• WHAT THE TASK REQUIRES
Go through the entries and count the lines with the string "true" in them. Give only that number.

• PROVIDED DATA
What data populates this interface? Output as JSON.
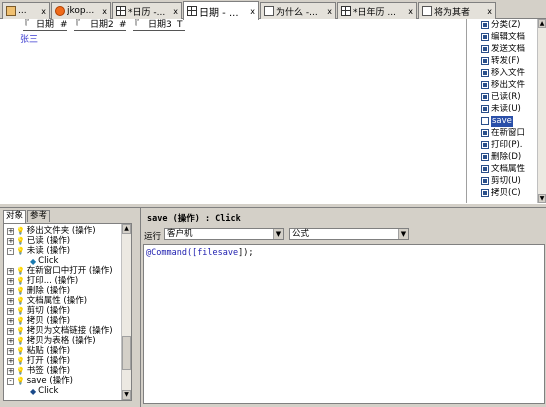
{
  "tabs": [
    {
      "label": "...",
      "icon": "home-icon",
      "active": false
    },
    {
      "label": "jkop...",
      "icon": "flower-icon",
      "active": false
    },
    {
      "label": "*日历 -...",
      "icon": "grid-icon",
      "active": false
    },
    {
      "label": "日期 - ...",
      "icon": "grid-icon",
      "active": true
    },
    {
      "label": "为什么 -...",
      "icon": "page-icon",
      "active": false
    },
    {
      "label": "*日年历 ...",
      "icon": "grid-icon",
      "active": false
    },
    {
      "label": "将为其者",
      "icon": "page-icon",
      "active": false
    }
  ],
  "tab_close": "x",
  "document": {
    "fields": [
      {
        "label": "日期",
        "end_mark": "#"
      },
      {
        "label": "日期2",
        "end_mark": "#"
      },
      {
        "label": "日期3",
        "end_mark": "T"
      }
    ],
    "field_open_mark": "『",
    "name_text": "张三"
  },
  "action_bar": {
    "items": [
      {
        "label": "分类(Z)"
      },
      {
        "label": "编辑文档"
      },
      {
        "label": "发送文档"
      },
      {
        "label": "转发(F)"
      },
      {
        "label": "移入文件"
      },
      {
        "label": "移出文件"
      },
      {
        "label": "已读(R)"
      },
      {
        "label": "未读(U)"
      },
      {
        "label": "save",
        "selected": true,
        "empty_icon": true
      },
      {
        "label": "在新窗口"
      },
      {
        "label": "打印(P)."
      },
      {
        "label": "删除(D)"
      },
      {
        "label": "文档属性"
      },
      {
        "label": "剪切(U)"
      },
      {
        "label": "拷贝(C)"
      }
    ]
  },
  "object_panel": {
    "tabs": [
      {
        "label": "对象",
        "active": true
      },
      {
        "label": "参考",
        "active": false
      }
    ],
    "tree": [
      {
        "label": "移出文件夹 (操作)",
        "expander": "+",
        "level": 0
      },
      {
        "label": "已读 (操作)",
        "expander": "+",
        "level": 0
      },
      {
        "label": "未读 (操作)",
        "expander": "-",
        "level": 0
      },
      {
        "label": "Click",
        "expander": "",
        "level": 1
      },
      {
        "label": "在新窗口中打开 (操作)",
        "expander": "+",
        "level": 0
      },
      {
        "label": "打印... (操作)",
        "expander": "+",
        "level": 0
      },
      {
        "label": "删除 (操作)",
        "expander": "+",
        "level": 0
      },
      {
        "label": "文档属性 (操作)",
        "expander": "+",
        "level": 0
      },
      {
        "label": "剪切 (操作)",
        "expander": "+",
        "level": 0
      },
      {
        "label": "拷贝 (操作)",
        "expander": "+",
        "level": 0
      },
      {
        "label": "拷贝为文档链接 (操作)",
        "expander": "+",
        "level": 0
      },
      {
        "label": "拷贝为表格 (操作)",
        "expander": "+",
        "level": 0
      },
      {
        "label": "粘贴 (操作)",
        "expander": "+",
        "level": 0
      },
      {
        "label": "打开 (操作)",
        "expander": "+",
        "level": 0
      },
      {
        "label": "书签 (操作)",
        "expander": "+",
        "level": 0
      },
      {
        "label": "save (操作)",
        "expander": "-",
        "level": 0,
        "active": true
      },
      {
        "label": "Click",
        "expander": "",
        "level": 1,
        "dark": true
      }
    ]
  },
  "code_panel": {
    "title": "save (操作) : Click",
    "run_label": "运行",
    "run_target": "客户机",
    "language": "公式",
    "code_prefix": "@Command([",
    "code_keyword": "filesave",
    "code_suffix": "]);"
  }
}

• COMPLETED EXERCISE
6